Win Your Dream Road Trip With TGR In The New Ford Ranger
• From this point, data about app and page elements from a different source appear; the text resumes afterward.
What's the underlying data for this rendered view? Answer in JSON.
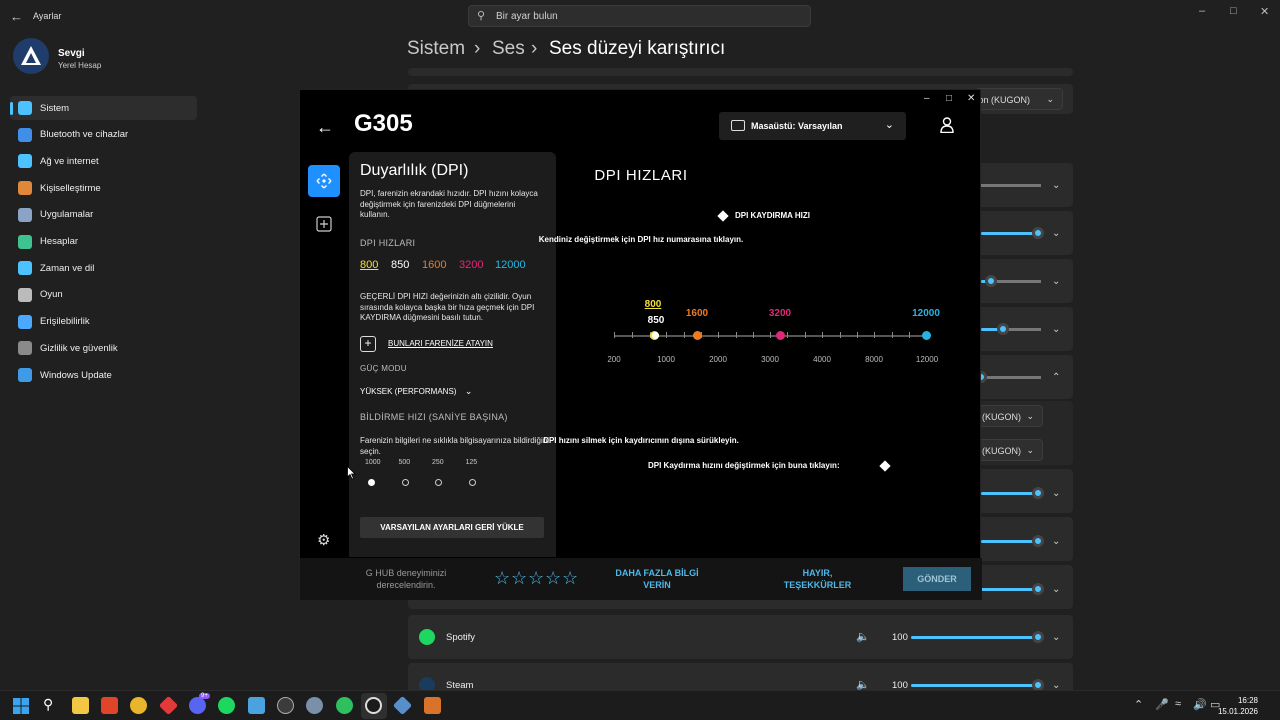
{
  "settings": {
    "app_title": "Ayarlar",
    "search_placeholder": "Bir ayar bulun",
    "user": {
      "name": "Sevgi",
      "type": "Yerel Hesap"
    },
    "sidebar": [
      {
        "label": "Sistem",
        "icon": "monitor-icon",
        "color": "#4cc2ff"
      },
      {
        "label": "Bluetooth ve cihazlar",
        "icon": "bluetooth-icon",
        "color": "#3f8fe8"
      },
      {
        "label": "Ağ ve internet",
        "icon": "wifi-icon",
        "color": "#4cc2ff"
      },
      {
        "label": "Kişiselleştirme",
        "icon": "brush-icon",
        "color": "#e0873a"
      },
      {
        "label": "Uygulamalar",
        "icon": "apps-icon",
        "color": "#8aa4c8"
      },
      {
        "label": "Hesaplar",
        "icon": "person-icon",
        "color": "#3ec28f"
      },
      {
        "label": "Zaman ve dil",
        "icon": "globe-icon",
        "color": "#4cc2ff"
      },
      {
        "label": "Oyun",
        "icon": "gamepad-icon",
        "color": "#bbbbbb"
      },
      {
        "label": "Erişilebilirlik",
        "icon": "accessibility-icon",
        "color": "#4ca8ff"
      },
      {
        "label": "Gizlilik ve güvenlik",
        "icon": "shield-icon",
        "color": "#8a8a8a"
      },
      {
        "label": "Windows Update",
        "icon": "update-icon",
        "color": "#3f9be8"
      }
    ],
    "breadcrumb": [
      "Sistem",
      "Ses",
      "Ses düzeyi karıştırıcı"
    ],
    "device_dropdown_1": "fon (KUGON)",
    "device_dropdown_2": "(KUGON)",
    "device_dropdown_3": "(KUGON)",
    "apps": [
      {
        "name": "Spotify",
        "volume": "100",
        "level": 100
      },
      {
        "name": "Steam",
        "volume": "100",
        "level": 100
      }
    ]
  },
  "ghub": {
    "device": "G305",
    "profile": "Masaüstü: Varsayılan",
    "panel": {
      "heading": "Duyarlılık (DPI)",
      "description": "DPI, farenizin ekrandaki hızıdır. DPI hızını kolayca değiştirmek için farenizdeki DPI düğmelerini kullanın.",
      "dpi_speeds_label": "DPI HIZLARI",
      "dpi_values": [
        {
          "value": "800",
          "color": "#f4e03a"
        },
        {
          "value": "850",
          "color": "#ffffff"
        },
        {
          "value": "1600",
          "color": "#f07a20"
        },
        {
          "value": "3200",
          "color": "#e0287a"
        },
        {
          "value": "12000",
          "color": "#28b4e0"
        }
      ],
      "current_info": "GEÇERLİ DPI HIZI değerinizin altı çizilidir. Oyun sırasında kolayca başka bir hıza geçmek için DPI KAYDIRMA düğmesini basılı tutun.",
      "assign_label": "BUNLARI FARENİZE ATAYIN",
      "power_mode_label": "GÜÇ MODU",
      "power_mode_value": "YÜKSEK (PERFORMANS)",
      "report_rate_label": "BİLDİRME HIZI (SANİYE BAŞINA)",
      "report_rate_desc": "Farenizin bilgileri ne sıklıkla bilgisayarınıza bildirdiğini seçin.",
      "report_rates": [
        "1000",
        "500",
        "250",
        "125"
      ],
      "report_rate_selected": "1000",
      "reset_label": "VARSAYILAN AYARLARI GERİ YÜKLE"
    },
    "right": {
      "title": "DPI HIZLARI",
      "shift_label": "DPI KAYDIRMA HIZI",
      "hint": "Kendiniz değiştirmek için DPI hız numarasına tıklayın.",
      "axis_labels": [
        "200",
        "1000",
        "2000",
        "3000",
        "4000",
        "8000",
        "12000"
      ],
      "markers": [
        {
          "label": "800",
          "color": "#f4e03a"
        },
        {
          "label": "850",
          "color": "#ffffff"
        },
        {
          "label": "1600",
          "color": "#f07a20"
        },
        {
          "label": "3200",
          "color": "#e0287a"
        },
        {
          "label": "12000",
          "color": "#28b4e0"
        }
      ],
      "delete_hint": "DPI hızını silmek için kaydırıcının dışına sürükleyin.",
      "shift_hint": "DPI Kaydırma hızını değiştirmek için buna tıklayın:"
    },
    "feedback": {
      "prompt": "G HUB deneyiminizi derecelendirin.",
      "more_info": "DAHA FAZLA BİLGİ VERİN",
      "no_thanks": "HAYIR, TEŞEKKÜRLER",
      "send": "GÖNDER"
    }
  },
  "taskbar": {
    "time": "16:28",
    "date": "15.01.2026",
    "badge": "9+"
  }
}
Do you have an idea for a dream road trip? We’ve teamed up with Ford to send one lucky winner on the adventure of a lifetime. Enter the contest here. As winter winds down in mountain towns, we're kicking off the #tgrToughFun Short Film Series! TGR athletes Tim Durtschi, Colter Hinchliffe, and Hana Beaman will be setting out on road trips in May in the brand new 2019 Ford Ranger, and the TGR crew will be filming! For a chance to win, you'll need to share a written plan for your